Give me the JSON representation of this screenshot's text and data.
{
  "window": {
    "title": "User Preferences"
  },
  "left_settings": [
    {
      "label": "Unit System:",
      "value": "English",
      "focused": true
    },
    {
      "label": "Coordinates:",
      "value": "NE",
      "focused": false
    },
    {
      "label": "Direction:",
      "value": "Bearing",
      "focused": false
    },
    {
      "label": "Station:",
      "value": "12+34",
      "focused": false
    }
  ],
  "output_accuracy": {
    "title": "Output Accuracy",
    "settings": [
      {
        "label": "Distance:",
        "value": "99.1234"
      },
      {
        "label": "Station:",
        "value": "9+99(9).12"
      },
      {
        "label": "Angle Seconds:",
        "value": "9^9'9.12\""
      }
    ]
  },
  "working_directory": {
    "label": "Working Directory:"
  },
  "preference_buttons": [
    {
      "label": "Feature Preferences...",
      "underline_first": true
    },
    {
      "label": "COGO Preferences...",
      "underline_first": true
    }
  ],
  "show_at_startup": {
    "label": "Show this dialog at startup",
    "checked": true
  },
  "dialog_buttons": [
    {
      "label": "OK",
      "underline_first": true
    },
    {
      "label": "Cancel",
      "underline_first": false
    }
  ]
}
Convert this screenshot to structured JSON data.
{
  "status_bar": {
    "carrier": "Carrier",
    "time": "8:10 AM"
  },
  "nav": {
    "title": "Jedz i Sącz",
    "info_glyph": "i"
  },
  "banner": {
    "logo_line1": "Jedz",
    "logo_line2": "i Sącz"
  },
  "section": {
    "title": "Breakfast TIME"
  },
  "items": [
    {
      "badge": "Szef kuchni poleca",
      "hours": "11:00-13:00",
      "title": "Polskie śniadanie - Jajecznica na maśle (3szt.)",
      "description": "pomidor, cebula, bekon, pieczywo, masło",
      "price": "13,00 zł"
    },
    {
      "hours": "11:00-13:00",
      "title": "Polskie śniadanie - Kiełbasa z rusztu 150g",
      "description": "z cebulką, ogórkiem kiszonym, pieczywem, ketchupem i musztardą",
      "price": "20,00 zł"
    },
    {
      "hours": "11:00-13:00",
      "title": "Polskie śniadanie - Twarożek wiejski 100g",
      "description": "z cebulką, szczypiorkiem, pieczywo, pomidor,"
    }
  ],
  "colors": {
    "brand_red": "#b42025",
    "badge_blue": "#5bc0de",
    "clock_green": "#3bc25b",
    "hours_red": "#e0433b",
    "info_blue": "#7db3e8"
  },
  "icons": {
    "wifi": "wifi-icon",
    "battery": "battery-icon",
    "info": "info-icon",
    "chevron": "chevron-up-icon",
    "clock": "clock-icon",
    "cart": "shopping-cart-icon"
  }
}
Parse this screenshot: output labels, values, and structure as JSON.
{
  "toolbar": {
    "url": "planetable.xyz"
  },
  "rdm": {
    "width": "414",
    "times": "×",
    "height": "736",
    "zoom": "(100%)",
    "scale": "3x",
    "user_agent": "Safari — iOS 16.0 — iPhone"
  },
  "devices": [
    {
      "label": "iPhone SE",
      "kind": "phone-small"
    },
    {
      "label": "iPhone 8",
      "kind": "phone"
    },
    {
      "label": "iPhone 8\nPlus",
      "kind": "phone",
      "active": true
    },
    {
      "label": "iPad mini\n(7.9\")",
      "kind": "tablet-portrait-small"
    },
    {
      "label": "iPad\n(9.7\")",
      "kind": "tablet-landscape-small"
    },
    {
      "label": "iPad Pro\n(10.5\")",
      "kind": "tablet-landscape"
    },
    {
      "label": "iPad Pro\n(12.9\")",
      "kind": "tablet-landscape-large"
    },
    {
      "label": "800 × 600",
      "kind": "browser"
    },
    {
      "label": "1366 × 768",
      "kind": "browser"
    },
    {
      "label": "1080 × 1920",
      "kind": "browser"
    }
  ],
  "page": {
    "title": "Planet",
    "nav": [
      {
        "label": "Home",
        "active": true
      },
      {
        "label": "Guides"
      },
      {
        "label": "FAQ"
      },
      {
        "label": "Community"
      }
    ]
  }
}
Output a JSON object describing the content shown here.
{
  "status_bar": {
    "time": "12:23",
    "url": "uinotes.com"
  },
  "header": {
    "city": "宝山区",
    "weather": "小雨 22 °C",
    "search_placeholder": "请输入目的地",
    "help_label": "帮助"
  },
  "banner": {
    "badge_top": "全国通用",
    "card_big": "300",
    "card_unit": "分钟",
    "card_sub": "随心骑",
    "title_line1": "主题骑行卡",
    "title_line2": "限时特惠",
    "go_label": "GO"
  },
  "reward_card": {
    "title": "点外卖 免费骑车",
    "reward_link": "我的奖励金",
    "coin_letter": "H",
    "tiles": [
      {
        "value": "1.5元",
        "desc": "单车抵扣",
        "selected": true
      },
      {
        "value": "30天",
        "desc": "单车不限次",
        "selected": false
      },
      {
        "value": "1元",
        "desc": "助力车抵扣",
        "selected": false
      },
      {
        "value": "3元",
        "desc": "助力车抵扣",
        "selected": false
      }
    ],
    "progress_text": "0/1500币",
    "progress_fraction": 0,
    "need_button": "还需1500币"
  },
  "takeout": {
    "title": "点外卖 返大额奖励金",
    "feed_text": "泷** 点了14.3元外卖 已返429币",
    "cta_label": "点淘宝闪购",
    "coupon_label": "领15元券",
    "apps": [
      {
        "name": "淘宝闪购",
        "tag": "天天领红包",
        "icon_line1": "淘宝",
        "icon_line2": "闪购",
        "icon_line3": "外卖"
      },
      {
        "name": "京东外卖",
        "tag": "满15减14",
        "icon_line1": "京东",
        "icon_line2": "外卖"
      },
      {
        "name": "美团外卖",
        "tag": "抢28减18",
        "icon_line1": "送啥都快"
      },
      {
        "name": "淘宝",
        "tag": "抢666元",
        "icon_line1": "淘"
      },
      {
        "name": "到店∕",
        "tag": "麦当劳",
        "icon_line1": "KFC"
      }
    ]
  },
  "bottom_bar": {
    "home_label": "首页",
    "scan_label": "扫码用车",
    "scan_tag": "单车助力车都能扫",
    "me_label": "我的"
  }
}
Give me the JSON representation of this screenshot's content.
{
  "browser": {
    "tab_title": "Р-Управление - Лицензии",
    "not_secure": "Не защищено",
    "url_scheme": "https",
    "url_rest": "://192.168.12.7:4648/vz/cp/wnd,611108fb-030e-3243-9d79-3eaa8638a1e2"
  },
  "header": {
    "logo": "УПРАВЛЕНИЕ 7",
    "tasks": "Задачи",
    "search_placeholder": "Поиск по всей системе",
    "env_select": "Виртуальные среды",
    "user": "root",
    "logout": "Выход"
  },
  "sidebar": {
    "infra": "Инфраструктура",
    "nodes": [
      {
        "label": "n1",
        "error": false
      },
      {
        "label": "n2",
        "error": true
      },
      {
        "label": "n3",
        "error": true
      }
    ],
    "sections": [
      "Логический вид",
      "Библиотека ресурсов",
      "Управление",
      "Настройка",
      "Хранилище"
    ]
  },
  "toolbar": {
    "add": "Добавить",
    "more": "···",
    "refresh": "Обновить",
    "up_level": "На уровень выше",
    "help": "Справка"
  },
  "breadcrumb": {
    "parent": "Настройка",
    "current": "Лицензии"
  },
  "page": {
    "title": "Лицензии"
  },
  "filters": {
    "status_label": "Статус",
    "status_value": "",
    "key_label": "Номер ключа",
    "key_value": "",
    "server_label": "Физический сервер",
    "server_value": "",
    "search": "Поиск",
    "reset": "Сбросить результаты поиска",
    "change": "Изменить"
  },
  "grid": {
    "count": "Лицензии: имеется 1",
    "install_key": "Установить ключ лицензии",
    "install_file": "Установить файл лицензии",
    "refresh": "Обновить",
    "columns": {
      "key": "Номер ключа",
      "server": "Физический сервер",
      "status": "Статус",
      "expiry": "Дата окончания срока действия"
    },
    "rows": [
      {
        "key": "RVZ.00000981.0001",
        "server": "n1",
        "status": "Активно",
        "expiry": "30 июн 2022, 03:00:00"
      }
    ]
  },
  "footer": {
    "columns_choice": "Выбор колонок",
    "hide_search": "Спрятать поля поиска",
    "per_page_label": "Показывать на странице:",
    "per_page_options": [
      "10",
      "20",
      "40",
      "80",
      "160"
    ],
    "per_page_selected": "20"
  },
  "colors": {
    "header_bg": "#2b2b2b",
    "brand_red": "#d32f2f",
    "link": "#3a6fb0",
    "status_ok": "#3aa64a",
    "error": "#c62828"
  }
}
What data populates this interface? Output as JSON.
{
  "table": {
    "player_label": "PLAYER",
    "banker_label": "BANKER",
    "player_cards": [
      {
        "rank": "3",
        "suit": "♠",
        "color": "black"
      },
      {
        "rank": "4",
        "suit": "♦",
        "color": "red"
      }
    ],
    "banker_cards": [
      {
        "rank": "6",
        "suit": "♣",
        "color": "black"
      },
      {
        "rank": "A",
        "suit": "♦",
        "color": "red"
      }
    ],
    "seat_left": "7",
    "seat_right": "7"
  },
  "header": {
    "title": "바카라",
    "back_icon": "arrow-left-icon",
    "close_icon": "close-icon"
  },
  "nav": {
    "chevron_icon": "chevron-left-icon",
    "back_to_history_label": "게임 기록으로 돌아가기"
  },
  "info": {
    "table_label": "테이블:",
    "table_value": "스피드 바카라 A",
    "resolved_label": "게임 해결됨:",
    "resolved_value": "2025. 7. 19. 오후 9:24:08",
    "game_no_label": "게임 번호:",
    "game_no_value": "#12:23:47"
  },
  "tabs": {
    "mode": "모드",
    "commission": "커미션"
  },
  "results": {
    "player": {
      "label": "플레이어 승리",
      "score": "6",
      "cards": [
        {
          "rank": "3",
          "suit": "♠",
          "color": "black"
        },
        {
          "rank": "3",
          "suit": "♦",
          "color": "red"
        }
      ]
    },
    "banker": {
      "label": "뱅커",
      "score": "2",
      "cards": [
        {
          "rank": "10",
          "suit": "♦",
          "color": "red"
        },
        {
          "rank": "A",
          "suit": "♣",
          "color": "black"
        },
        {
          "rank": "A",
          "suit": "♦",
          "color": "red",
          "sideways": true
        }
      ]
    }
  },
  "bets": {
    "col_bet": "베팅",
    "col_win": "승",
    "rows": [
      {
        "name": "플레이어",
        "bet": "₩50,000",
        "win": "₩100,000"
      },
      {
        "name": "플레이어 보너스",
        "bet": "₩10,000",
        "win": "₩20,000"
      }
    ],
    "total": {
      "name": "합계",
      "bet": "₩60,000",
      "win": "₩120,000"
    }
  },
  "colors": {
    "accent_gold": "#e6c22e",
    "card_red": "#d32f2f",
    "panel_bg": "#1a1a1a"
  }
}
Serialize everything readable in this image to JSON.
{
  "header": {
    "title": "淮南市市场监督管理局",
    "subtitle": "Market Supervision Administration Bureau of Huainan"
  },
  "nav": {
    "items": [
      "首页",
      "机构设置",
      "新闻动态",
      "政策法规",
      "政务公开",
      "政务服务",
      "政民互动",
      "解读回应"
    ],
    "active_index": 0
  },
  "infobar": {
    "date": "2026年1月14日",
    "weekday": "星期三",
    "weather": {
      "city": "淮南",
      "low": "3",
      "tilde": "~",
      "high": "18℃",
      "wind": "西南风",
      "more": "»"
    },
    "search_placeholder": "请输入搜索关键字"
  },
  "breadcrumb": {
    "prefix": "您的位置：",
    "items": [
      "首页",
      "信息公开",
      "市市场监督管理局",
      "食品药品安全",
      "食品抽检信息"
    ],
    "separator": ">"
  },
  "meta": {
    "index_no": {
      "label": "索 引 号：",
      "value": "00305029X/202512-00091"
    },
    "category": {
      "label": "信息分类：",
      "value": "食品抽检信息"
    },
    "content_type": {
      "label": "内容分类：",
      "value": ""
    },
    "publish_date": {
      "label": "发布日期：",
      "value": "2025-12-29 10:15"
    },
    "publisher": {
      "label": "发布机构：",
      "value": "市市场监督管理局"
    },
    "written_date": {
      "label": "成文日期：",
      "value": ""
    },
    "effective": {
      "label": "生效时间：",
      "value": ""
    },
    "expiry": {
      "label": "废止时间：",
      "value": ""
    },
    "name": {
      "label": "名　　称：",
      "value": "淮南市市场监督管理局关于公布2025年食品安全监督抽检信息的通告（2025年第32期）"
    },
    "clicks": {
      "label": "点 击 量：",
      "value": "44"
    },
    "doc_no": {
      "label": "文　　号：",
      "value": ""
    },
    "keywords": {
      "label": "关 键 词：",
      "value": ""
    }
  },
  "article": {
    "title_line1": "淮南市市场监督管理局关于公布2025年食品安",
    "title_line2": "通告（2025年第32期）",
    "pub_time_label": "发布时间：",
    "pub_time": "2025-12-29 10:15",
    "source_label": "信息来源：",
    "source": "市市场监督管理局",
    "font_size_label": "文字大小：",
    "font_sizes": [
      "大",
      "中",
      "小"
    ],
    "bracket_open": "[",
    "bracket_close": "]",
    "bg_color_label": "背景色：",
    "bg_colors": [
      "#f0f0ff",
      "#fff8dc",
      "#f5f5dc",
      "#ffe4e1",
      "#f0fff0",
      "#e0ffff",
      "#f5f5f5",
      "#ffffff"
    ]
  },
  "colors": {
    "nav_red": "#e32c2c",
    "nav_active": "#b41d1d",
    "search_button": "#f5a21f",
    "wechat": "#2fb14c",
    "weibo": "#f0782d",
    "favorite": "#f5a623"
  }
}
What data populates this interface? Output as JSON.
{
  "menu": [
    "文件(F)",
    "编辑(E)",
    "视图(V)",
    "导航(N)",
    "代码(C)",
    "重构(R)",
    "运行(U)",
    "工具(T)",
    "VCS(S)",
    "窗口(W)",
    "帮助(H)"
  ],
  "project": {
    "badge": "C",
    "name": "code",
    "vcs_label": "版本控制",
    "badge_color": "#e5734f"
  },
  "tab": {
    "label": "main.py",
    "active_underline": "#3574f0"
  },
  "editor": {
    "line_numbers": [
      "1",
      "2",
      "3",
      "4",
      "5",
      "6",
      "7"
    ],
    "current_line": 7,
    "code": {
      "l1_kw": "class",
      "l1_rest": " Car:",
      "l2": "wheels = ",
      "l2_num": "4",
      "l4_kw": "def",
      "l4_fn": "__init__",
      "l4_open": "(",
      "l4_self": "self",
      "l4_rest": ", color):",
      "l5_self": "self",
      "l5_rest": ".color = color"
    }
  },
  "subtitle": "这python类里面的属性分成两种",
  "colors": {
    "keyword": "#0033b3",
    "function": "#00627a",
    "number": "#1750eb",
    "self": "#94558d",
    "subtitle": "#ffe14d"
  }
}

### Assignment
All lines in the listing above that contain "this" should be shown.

### Reply
Give me the JSON representation of this screenshot's text and data.
    "label": "Show this dialog at startup",
Convert this screenshot to structured JSON data.
Parse this screenshot: output labels, values, and structure as JSON.
Give me the JSON representation of this screenshot's content.
What data populates this interface? Output as JSON.
Serialize everything readable in this image to JSON.
What data populates this interface? Output as JSON.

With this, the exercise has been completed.